(Items from a dataset)
———

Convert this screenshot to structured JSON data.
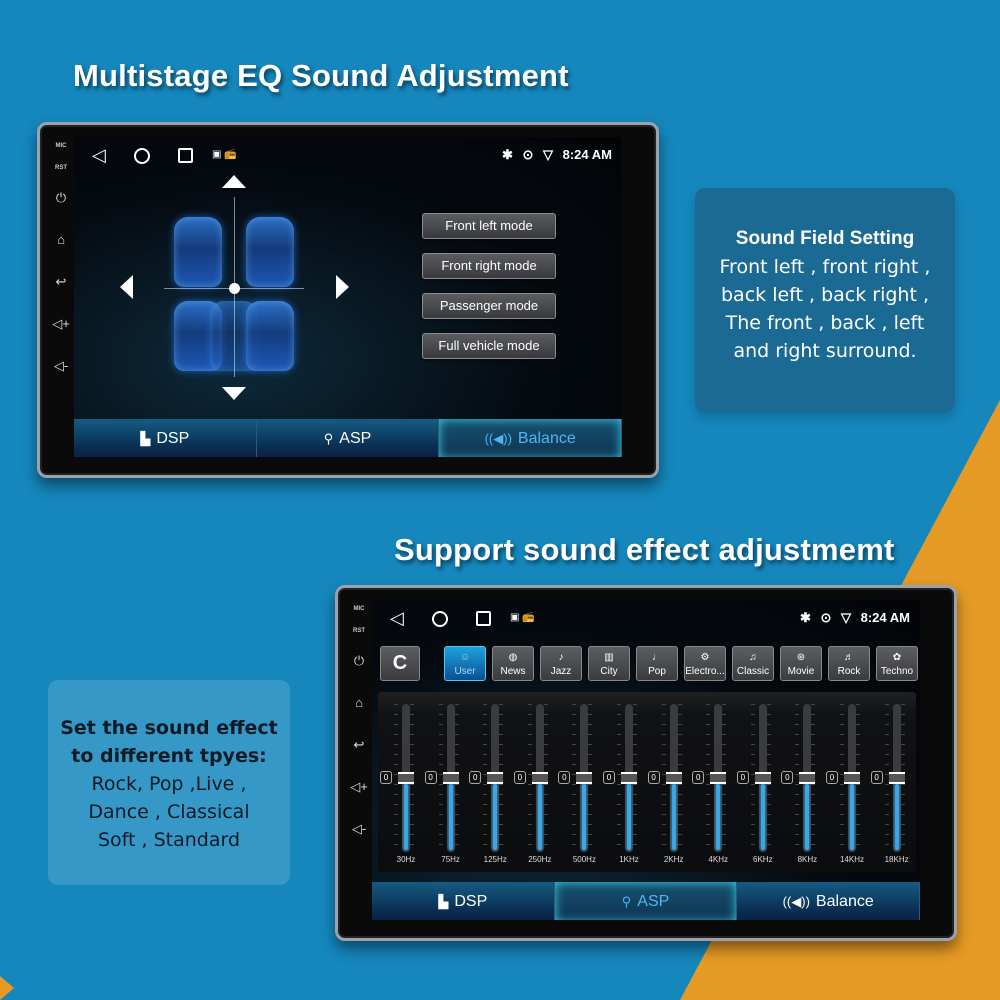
{
  "headlines": {
    "top": "Multistage EQ Sound Adjustment",
    "bottom": "Support sound effect adjustmemt"
  },
  "info_right": {
    "title": "Sound Field Setting",
    "lines": [
      "Front left , front right ,",
      "back left , back right ,",
      "The front , back , left",
      "and right surround."
    ]
  },
  "info_left": {
    "title_lines": [
      "Set the sound effect",
      "to different tpyes:"
    ],
    "lines": [
      "Rock, Pop ,Live ,",
      "Dance , Classical",
      "Soft , Standard"
    ]
  },
  "device": {
    "side_labels": [
      "MIC",
      "RST"
    ],
    "side_keys": [
      "power-icon",
      "home-icon",
      "back-icon",
      "volume-up-icon",
      "volume-down-icon"
    ],
    "side_key_glyphs": [
      "⏻",
      "⌂",
      "↩",
      "◁+",
      "◁-"
    ],
    "status": {
      "time": "8:24 AM",
      "icons": [
        "bluetooth-icon",
        "location-icon",
        "wifi-icon"
      ],
      "glyphs": {
        "back": "◁",
        "bluetooth": "✱",
        "location": "⊙",
        "wifi": "▽",
        "gallery": "▣",
        "radio": "📻"
      }
    }
  },
  "screen1": {
    "modes": [
      "Front left mode",
      "Front right mode",
      "Passenger mode",
      "Full vehicle mode"
    ],
    "tabs": [
      {
        "label": "DSP",
        "icon": "equalizer-bars-icon",
        "glyph": "▙",
        "active": false
      },
      {
        "label": "ASP",
        "icon": "sliders-icon",
        "glyph": "⚲",
        "active": false
      },
      {
        "label": "Balance",
        "icon": "speaker-icon",
        "glyph": "((◀))",
        "active": true
      }
    ]
  },
  "screen2": {
    "reset_glyph": "C",
    "presets": [
      {
        "label": "User",
        "icon": "user-icon",
        "glyph": "☺",
        "active": true
      },
      {
        "label": "News",
        "icon": "news-globe-icon",
        "glyph": "◍",
        "active": false
      },
      {
        "label": "Jazz",
        "icon": "saxophone-icon",
        "glyph": "♪",
        "active": false
      },
      {
        "label": "City",
        "icon": "building-icon",
        "glyph": "▥",
        "active": false
      },
      {
        "label": "Pop",
        "icon": "microphone-icon",
        "glyph": "♩",
        "active": false
      },
      {
        "label": "Electro...",
        "icon": "chip-icon",
        "glyph": "⚙",
        "active": false
      },
      {
        "label": "Classic",
        "icon": "gramophone-icon",
        "glyph": "♫",
        "active": false
      },
      {
        "label": "Movie",
        "icon": "film-reel-icon",
        "glyph": "⊛",
        "active": false
      },
      {
        "label": "Rock",
        "icon": "guitar-icon",
        "glyph": "♬",
        "active": false
      },
      {
        "label": "Techno",
        "icon": "atom-icon",
        "glyph": "✿",
        "active": false
      }
    ],
    "eq_bands": [
      {
        "freq": "30Hz",
        "value": 0
      },
      {
        "freq": "75Hz",
        "value": 0
      },
      {
        "freq": "125Hz",
        "value": 0
      },
      {
        "freq": "250Hz",
        "value": 0
      },
      {
        "freq": "500Hz",
        "value": 0
      },
      {
        "freq": "1KHz",
        "value": 0
      },
      {
        "freq": "2KHz",
        "value": 0
      },
      {
        "freq": "4KHz",
        "value": 0
      },
      {
        "freq": "6KHz",
        "value": 0
      },
      {
        "freq": "8KHz",
        "value": 0
      },
      {
        "freq": "14KHz",
        "value": 0
      },
      {
        "freq": "18KHz",
        "value": 0
      }
    ],
    "eq_range": [
      -12,
      12
    ],
    "tabs": [
      {
        "label": "DSP",
        "icon": "equalizer-bars-icon",
        "glyph": "▙",
        "active": false
      },
      {
        "label": "ASP",
        "icon": "sliders-icon",
        "glyph": "⚲",
        "active": true
      },
      {
        "label": "Balance",
        "icon": "speaker-icon",
        "glyph": "((◀))",
        "active": false
      }
    ]
  },
  "colors": {
    "background_blue": "#1587bd",
    "accent_orange": "#e59a25",
    "active_tab_text": "#4db6f5",
    "eq_fill": "#3aa6e6"
  }
}
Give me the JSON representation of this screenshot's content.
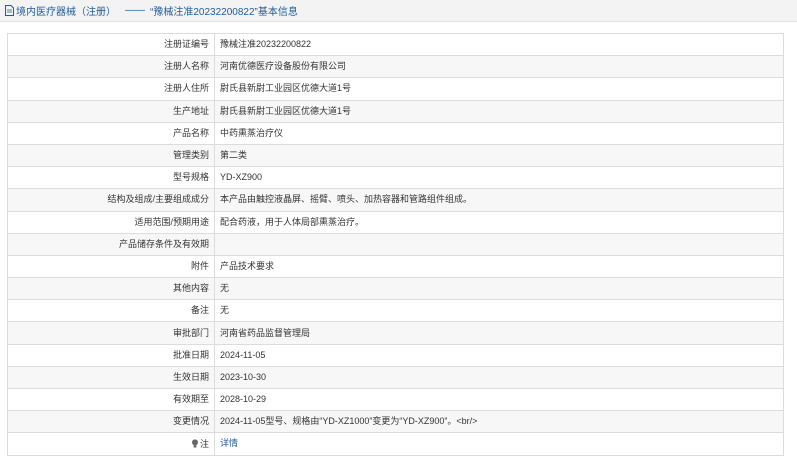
{
  "header": {
    "category": "境内医疗器械（注册）",
    "separator": "——",
    "title": "“豫械注准20232200822”基本信息"
  },
  "rows": [
    {
      "label": "注册证编号",
      "value": "豫械注准20232200822"
    },
    {
      "label": "注册人名称",
      "value": "河南优德医疗设备股份有限公司"
    },
    {
      "label": "注册人住所",
      "value": "尉氏县新尉工业园区优德大道1号"
    },
    {
      "label": "生产地址",
      "value": "尉氏县新尉工业园区优德大道1号"
    },
    {
      "label": "产品名称",
      "value": "中药熏蒸治疗仪"
    },
    {
      "label": "管理类别",
      "value": "第二类"
    },
    {
      "label": "型号规格",
      "value": "YD-XZ900"
    },
    {
      "label": "结构及组成/主要组成成分",
      "value": "本产品由触控液晶屏、摇臂、喷头、加热容器和管路组件组成。"
    },
    {
      "label": "适用范围/预期用途",
      "value": "配合药液，用于人体局部熏蒸治疗。"
    },
    {
      "label": "产品储存条件及有效期",
      "value": ""
    },
    {
      "label": "附件",
      "value": "产品技术要求"
    },
    {
      "label": "其他内容",
      "value": "无"
    },
    {
      "label": "备注",
      "value": "无"
    },
    {
      "label": "审批部门",
      "value": "河南省药品监督管理局"
    },
    {
      "label": "批准日期",
      "value": "2024-11-05"
    },
    {
      "label": "生效日期",
      "value": "2023-10-30"
    },
    {
      "label": "有效期至",
      "value": "2028-10-29"
    },
    {
      "label": "变更情况",
      "value": "2024-11-05型号、规格由“YD-XZ1000”变更为“YD-XZ900”。<br/>"
    },
    {
      "label": "注",
      "value": "详情",
      "label_icon": "lamp-icon"
    }
  ],
  "colors": {
    "link": "#1f5c99",
    "header_bg": "#f3f3f3",
    "border": "#dcdcdc"
  }
}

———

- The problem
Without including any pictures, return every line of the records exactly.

- Solution for this problem
Convert this screenshot to structured JSON data.
{
  "headlines": {
    "top": "Multistage EQ Sound Adjustment",
    "bottom": "Support sound effect adjustmemt"
  },
  "info_right": {
    "title": "Sound Field Setting",
    "lines": [
      "Front left , front right ,",
      "back left , back right ,",
      "The front , back , left",
      "and right surround."
    ]
  },
  "info_left": {
    "title_lines": [
      "Set the sound effect",
      "to different tpyes:"
    ],
    "lines": [
      "Rock, Pop ,Live ,",
      "Dance , Classical",
      "Soft , Standard"
    ]
  },
  "device": {
    "side_labels": [
      "MIC",
      "RST"
    ],
    "side_keys": [
      "power-icon",
      "home-icon",
      "back-icon",
      "volume-up-icon",
      "volume-down-icon"
    ],
    "side_key_glyphs": [
      "⏻",
      "⌂",
      "↩",
      "◁+",
      "◁-"
    ],
    "status": {
      "time": "8:24 AM",
      "icons": [
        "bluetooth-icon",
        "location-icon",
        "wifi-icon"
      ],
      "glyphs": {
        "back": "◁",
        "bluetooth": "✱",
        "location": "⊙",
        "wifi": "▽",
        "gallery": "▣",
        "radio": "📻"
      }
    }
  },
  "screen1": {
    "modes": [
      "Front left mode",
      "Front right mode",
      "Passenger mode",
      "Full vehicle mode"
    ],
    "tabs": [
      {
        "label": "DSP",
        "icon": "equalizer-bars-icon",
        "glyph": "▙",
        "active": false
      },
      {
        "label": "ASP",
        "icon": "sliders-icon",
        "glyph": "⚲",
        "active": false
      },
      {
        "label": "Balance",
        "icon": "speaker-icon",
        "glyph": "((◀))",
        "active": true
      }
    ]
  },
  "screen2": {
    "reset_glyph": "C",
    "presets": [
      {
        "label": "User",
        "icon": "user-icon",
        "glyph": "☺",
        "active": true
      },
      {
        "label": "News",
        "icon": "news-globe-icon",
        "glyph": "◍",
        "active": false
      },
      {
        "label": "Jazz",
        "icon": "saxophone-icon",
        "glyph": "♪",
        "active": false
      },
      {
        "label": "City",
        "icon": "building-icon",
        "glyph": "▥",
        "active": false
      },
      {
        "label": "Pop",
        "icon": "microphone-icon",
        "glyph": "♩",
        "active": false
      },
      {
        "label": "Electro...",
        "icon": "chip-icon",
        "glyph": "⚙",
        "active": false
      },
      {
        "label": "Classic",
        "icon": "gramophone-icon",
        "glyph": "♫",
        "active": false
      },
      {
        "label": "Movie",
        "icon": "film-reel-icon",
        "glyph": "⊛",
        "active": false
      },
      {
        "label": "Rock",
        "icon": "guitar-icon",
        "glyph": "♬",
        "active": false
      },
      {
        "label": "Techno",
        "icon": "atom-icon",
        "glyph": "✿",
        "active": false
      }
    ],
    "eq_bands": [
      {
        "freq": "30Hz",
        "value": 0
      },
      {
        "freq": "75Hz",
        "value": 0
      },
      {
        "freq": "125Hz",
        "value": 0
      },
      {
        "freq": "250Hz",
        "value": 0
      },
      {
        "freq": "500Hz",
        "value": 0
      },
      {
        "freq": "1KHz",
        "value": 0
      },
      {
        "freq": "2KHz",
        "value": 0
      },
      {
        "freq": "4KHz",
        "value": 0
      },
      {
        "freq": "6KHz",
        "value": 0
      },
      {
        "freq": "8KHz",
        "value": 0
      },
      {
        "freq": "14KHz",
        "value": 0
      },
      {
        "freq": "18KHz",
        "value": 0
      }
    ],
    "eq_range": [
      -12,
      12
    ],
    "tabs": [
      {
        "label": "DSP",
        "icon": "equalizer-bars-icon",
        "glyph": "▙",
        "active": false
      },
      {
        "label": "ASP",
        "icon": "sliders-icon",
        "glyph": "⚲",
        "active": true
      },
      {
        "label": "Balance",
        "icon": "speaker-icon",
        "glyph": "((◀))",
        "active": false
      }
    ]
  },
  "colors": {
    "background_blue": "#1587bd",
    "accent_orange": "#e59a25",
    "active_tab_text": "#4db6f5",
    "eq_fill": "#3aa6e6"
  }
}
Give me the JSON representation of this screenshot's content.
{
  "header": {
    "category": "境内医疗器械（注册）",
    "separator": "——",
    "title": "“豫械注准20232200822”基本信息"
  },
  "rows": [
    {
      "label": "注册证编号",
      "value": "豫械注准20232200822"
    },
    {
      "label": "注册人名称",
      "value": "河南优德医疗设备股份有限公司"
    },
    {
      "label": "注册人住所",
      "value": "尉氏县新尉工业园区优德大道1号"
    },
    {
      "label": "生产地址",
      "value": "尉氏县新尉工业园区优德大道1号"
    },
    {
      "label": "产品名称",
      "value": "中药熏蒸治疗仪"
    },
    {
      "label": "管理类别",
      "value": "第二类"
    },
    {
      "label": "型号规格",
      "value": "YD-XZ900"
    },
    {
      "label": "结构及组成/主要组成成分",
      "value": "本产品由触控液晶屏、摇臂、喷头、加热容器和管路组件组成。"
    },
    {
      "label": "适用范围/预期用途",
      "value": "配合药液，用于人体局部熏蒸治疗。"
    },
    {
      "label": "产品储存条件及有效期",
      "value": ""
    },
    {
      "label": "附件",
      "value": "产品技术要求"
    },
    {
      "label": "其他内容",
      "value": "无"
    },
    {
      "label": "备注",
      "value": "无"
    },
    {
      "label": "审批部门",
      "value": "河南省药品监督管理局"
    },
    {
      "label": "批准日期",
      "value": "2024-11-05"
    },
    {
      "label": "生效日期",
      "value": "2023-10-30"
    },
    {
      "label": "有效期至",
      "value": "2028-10-29"
    },
    {
      "label": "变更情况",
      "value": "2024-11-05型号、规格由“YD-XZ1000”变更为“YD-XZ900”。<br/>"
    },
    {
      "label": "注",
      "value": "详情",
      "label_icon": "lamp-icon"
    }
  ],
  "colors": {
    "link": "#1f5c99",
    "header_bg": "#f3f3f3",
    "border": "#dcdcdc"
  }
}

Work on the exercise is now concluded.